- **TASK TO COMPLETE**: Reproduce each record below exactly as written.

- **RECORDED INFORMATION**:

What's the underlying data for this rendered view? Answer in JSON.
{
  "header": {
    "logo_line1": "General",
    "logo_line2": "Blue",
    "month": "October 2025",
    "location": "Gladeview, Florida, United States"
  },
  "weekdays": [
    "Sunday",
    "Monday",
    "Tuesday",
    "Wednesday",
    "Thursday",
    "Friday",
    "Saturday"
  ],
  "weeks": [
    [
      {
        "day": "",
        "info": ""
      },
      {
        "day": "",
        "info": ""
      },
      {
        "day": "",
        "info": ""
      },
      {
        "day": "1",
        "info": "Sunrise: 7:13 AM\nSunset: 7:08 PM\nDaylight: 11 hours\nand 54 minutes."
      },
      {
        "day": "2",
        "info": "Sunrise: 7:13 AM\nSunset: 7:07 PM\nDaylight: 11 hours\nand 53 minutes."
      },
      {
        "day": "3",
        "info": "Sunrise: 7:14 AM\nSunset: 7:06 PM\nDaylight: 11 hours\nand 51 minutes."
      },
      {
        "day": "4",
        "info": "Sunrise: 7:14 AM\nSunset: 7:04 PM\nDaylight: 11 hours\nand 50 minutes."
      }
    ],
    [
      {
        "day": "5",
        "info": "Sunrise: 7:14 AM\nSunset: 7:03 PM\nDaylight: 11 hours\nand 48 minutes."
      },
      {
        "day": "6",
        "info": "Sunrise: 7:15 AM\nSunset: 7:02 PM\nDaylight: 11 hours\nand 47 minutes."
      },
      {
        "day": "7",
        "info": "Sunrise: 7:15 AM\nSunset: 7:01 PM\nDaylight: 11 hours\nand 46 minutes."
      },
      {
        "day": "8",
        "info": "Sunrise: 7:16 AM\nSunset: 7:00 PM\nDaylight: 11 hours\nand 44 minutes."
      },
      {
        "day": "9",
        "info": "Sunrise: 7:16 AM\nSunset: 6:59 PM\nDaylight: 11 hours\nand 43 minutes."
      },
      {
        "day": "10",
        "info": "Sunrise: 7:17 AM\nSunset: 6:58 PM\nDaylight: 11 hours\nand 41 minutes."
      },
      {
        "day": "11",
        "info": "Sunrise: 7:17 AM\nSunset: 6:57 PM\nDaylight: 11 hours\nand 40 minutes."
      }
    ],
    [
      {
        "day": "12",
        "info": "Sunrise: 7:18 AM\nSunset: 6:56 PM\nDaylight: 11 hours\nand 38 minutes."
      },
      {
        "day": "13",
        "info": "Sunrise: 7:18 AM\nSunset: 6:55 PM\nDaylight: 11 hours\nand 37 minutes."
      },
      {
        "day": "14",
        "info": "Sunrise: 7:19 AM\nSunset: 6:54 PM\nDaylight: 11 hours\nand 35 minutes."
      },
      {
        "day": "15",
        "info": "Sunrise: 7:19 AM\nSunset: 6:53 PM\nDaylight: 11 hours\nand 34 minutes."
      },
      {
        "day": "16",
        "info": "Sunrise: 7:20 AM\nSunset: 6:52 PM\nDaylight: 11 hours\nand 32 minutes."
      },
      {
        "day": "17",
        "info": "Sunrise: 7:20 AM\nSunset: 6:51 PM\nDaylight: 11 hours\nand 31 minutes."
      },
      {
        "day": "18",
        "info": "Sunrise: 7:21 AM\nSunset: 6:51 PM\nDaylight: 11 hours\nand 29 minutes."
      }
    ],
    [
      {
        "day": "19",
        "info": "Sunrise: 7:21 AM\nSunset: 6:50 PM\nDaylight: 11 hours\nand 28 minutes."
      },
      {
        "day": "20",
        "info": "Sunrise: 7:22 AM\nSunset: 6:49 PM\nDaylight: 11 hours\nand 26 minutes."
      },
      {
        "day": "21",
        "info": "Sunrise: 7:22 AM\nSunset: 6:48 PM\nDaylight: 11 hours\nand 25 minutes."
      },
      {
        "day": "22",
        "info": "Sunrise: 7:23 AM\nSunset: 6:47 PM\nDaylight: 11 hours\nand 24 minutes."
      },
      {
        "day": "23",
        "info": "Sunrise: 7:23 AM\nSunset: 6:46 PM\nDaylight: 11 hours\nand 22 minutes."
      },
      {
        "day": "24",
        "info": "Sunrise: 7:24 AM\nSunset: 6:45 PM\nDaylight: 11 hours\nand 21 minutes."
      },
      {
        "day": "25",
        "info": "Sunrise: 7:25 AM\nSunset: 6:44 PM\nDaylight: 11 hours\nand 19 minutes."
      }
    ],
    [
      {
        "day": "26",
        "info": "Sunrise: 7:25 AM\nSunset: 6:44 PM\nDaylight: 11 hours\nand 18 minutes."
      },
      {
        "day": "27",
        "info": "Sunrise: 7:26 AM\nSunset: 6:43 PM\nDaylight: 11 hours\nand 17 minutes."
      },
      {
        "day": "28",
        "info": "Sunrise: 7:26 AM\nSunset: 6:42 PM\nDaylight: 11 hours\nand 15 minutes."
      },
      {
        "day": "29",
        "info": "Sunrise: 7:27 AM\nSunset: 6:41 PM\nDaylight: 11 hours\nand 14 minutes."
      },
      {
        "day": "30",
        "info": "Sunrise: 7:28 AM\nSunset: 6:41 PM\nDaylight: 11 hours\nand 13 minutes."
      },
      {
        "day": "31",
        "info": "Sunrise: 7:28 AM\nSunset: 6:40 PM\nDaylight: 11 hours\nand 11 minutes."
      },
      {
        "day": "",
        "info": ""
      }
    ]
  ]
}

- **EXERCISE RESPONSE**:
What's the underlying data for this rendered view? Answer in JSON.
{
  "header": {
    "logo_line1": "General",
    "logo_line2": "Blue",
    "month": "October 2025",
    "location": "Gladeview, Florida, United States"
  },
  "weekdays": [
    "Sunday",
    "Monday",
    "Tuesday",
    "Wednesday",
    "Thursday",
    "Friday",
    "Saturday"
  ],
  "weeks": [
    [
      {
        "day": "",
        "info": ""
      },
      {
        "day": "",
        "info": ""
      },
      {
        "day": "",
        "info": ""
      },
      {
        "day": "1",
        "info": "Sunrise: 7:13 AM\nSunset: 7:08 PM\nDaylight: 11 hours\nand 54 minutes."
      },
      {
        "day": "2",
        "info": "Sunrise: 7:13 AM\nSunset: 7:07 PM\nDaylight: 11 hours\nand 53 minutes."
      },
      {
        "day": "3",
        "info": "Sunrise: 7:14 AM\nSunset: 7:06 PM\nDaylight: 11 hours\nand 51 minutes."
      },
      {
        "day": "4",
        "info": "Sunrise: 7:14 AM\nSunset: 7:04 PM\nDaylight: 11 hours\nand 50 minutes."
      }
    ],
    [
      {
        "day": "5",
        "info": "Sunrise: 7:14 AM\nSunset: 7:03 PM\nDaylight: 11 hours\nand 48 minutes."
      },
      {
        "day": "6",
        "info": "Sunrise: 7:15 AM\nSunset: 7:02 PM\nDaylight: 11 hours\nand 47 minutes."
      },
      {
        "day": "7",
        "info": "Sunrise: 7:15 AM\nSunset: 7:01 PM\nDaylight: 11 hours\nand 46 minutes."
      },
      {
        "day": "8",
        "info": "Sunrise: 7:16 AM\nSunset: 7:00 PM\nDaylight: 11 hours\nand 44 minutes."
      },
      {
        "day": "9",
        "info": "Sunrise: 7:16 AM\nSunset: 6:59 PM\nDaylight: 11 hours\nand 43 minutes."
      },
      {
        "day": "10",
        "info": "Sunrise: 7:17 AM\nSunset: 6:58 PM\nDaylight: 11 hours\nand 41 minutes."
      },
      {
        "day": "11",
        "info": "Sunrise: 7:17 AM\nSunset: 6:57 PM\nDaylight: 11 hours\nand 40 minutes."
      }
    ],
    [
      {
        "day": "12",
        "info": "Sunrise: 7:18 AM\nSunset: 6:56 PM\nDaylight: 11 hours\nand 38 minutes."
      },
      {
        "day": "13",
        "info": "Sunrise: 7:18 AM\nSunset: 6:55 PM\nDaylight: 11 hours\nand 37 minutes."
      },
      {
        "day": "14",
        "info": "Sunrise: 7:19 AM\nSunset: 6:54 PM\nDaylight: 11 hours\nand 35 minutes."
      },
      {
        "day": "15",
        "info": "Sunrise: 7:19 AM\nSunset: 6:53 PM\nDaylight: 11 hours\nand 34 minutes."
      },
      {
        "day": "16",
        "info": "Sunrise: 7:20 AM\nSunset: 6:52 PM\nDaylight: 11 hours\nand 32 minutes."
      },
      {
        "day": "17",
        "info": "Sunrise: 7:20 AM\nSunset: 6:51 PM\nDaylight: 11 hours\nand 31 minutes."
      },
      {
        "day": "18",
        "info": "Sunrise: 7:21 AM\nSunset: 6:51 PM\nDaylight: 11 hours\nand 29 minutes."
      }
    ],
    [
      {
        "day": "19",
        "info": "Sunrise: 7:21 AM\nSunset: 6:50 PM\nDaylight: 11 hours\nand 28 minutes."
      },
      {
        "day": "20",
        "info": "Sunrise: 7:22 AM\nSunset: 6:49 PM\nDaylight: 11 hours\nand 26 minutes."
      },
      {
        "day": "21",
        "info": "Sunrise: 7:22 AM\nSunset: 6:48 PM\nDaylight: 11 hours\nand 25 minutes."
      },
      {
        "day": "22",
        "info": "Sunrise: 7:23 AM\nSunset: 6:47 PM\nDaylight: 11 hours\nand 24 minutes."
      },
      {
        "day": "23",
        "info": "Sunrise: 7:23 AM\nSunset: 6:46 PM\nDaylight: 11 hours\nand 22 minutes."
      },
      {
        "day": "24",
        "info": "Sunrise: 7:24 AM\nSunset: 6:45 PM\nDaylight: 11 hours\nand 21 minutes."
      },
      {
        "day": "25",
        "info": "Sunrise: 7:25 AM\nSunset: 6:44 PM\nDaylight: 11 hours\nand 19 minutes."
      }
    ],
    [
      {
        "day": "26",
        "info": "Sunrise: 7:25 AM\nSunset: 6:44 PM\nDaylight: 11 hours\nand 18 minutes."
      },
      {
        "day": "27",
        "info": "Sunrise: 7:26 AM\nSunset: 6:43 PM\nDaylight: 11 hours\nand 17 minutes."
      },
      {
        "day": "28",
        "info": "Sunrise: 7:26 AM\nSunset: 6:42 PM\nDaylight: 11 hours\nand 15 minutes."
      },
      {
        "day": "29",
        "info": "Sunrise: 7:27 AM\nSunset: 6:41 PM\nDaylight: 11 hours\nand 14 minutes."
      },
      {
        "day": "30",
        "info": "Sunrise: 7:28 AM\nSunset: 6:41 PM\nDaylight: 11 hours\nand 13 minutes."
      },
      {
        "day": "31",
        "info": "Sunrise: 7:28 AM\nSunset: 6:40 PM\nDaylight: 11 hours\nand 11 minutes."
      },
      {
        "day": "",
        "info": ""
      }
    ]
  ]
}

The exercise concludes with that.